* _Exercise aim_
Each line that holds the string "Quadratischer" counts once. Say how many such lines the entries have, giving the number only.
═══ Records to use
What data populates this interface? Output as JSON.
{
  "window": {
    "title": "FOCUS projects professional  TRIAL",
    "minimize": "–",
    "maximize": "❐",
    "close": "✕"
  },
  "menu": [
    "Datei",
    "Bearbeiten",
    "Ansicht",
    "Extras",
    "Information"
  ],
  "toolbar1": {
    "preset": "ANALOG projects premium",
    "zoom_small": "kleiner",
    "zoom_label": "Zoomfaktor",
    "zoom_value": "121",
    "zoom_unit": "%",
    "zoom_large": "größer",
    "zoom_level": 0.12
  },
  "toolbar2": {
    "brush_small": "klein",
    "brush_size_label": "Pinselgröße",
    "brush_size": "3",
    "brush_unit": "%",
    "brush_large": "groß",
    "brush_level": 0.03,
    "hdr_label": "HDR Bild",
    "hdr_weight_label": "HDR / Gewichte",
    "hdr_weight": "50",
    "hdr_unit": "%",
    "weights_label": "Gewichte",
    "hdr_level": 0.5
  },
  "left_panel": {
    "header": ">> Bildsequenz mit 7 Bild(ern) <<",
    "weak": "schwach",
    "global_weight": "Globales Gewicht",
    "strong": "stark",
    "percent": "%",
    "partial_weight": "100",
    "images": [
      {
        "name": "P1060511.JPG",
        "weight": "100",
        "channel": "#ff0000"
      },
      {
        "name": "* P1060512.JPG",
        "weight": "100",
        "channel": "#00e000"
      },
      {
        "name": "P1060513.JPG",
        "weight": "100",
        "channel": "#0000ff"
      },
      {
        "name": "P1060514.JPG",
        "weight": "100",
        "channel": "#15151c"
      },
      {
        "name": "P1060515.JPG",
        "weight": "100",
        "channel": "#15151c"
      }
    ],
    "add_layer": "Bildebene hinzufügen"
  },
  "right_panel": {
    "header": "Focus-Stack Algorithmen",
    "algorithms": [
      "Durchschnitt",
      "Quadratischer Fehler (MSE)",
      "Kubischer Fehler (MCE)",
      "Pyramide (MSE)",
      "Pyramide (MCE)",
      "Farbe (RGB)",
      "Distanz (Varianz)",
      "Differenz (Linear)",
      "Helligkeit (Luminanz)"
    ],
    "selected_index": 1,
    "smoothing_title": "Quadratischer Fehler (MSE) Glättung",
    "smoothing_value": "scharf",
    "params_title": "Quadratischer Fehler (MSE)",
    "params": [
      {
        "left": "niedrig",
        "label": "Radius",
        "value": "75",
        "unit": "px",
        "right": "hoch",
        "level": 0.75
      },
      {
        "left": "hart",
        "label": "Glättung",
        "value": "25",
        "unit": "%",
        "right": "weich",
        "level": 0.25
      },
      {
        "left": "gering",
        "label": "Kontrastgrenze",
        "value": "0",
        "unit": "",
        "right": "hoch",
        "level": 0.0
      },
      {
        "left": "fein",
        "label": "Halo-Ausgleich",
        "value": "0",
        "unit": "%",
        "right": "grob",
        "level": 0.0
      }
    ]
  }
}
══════
* _Written solution_
3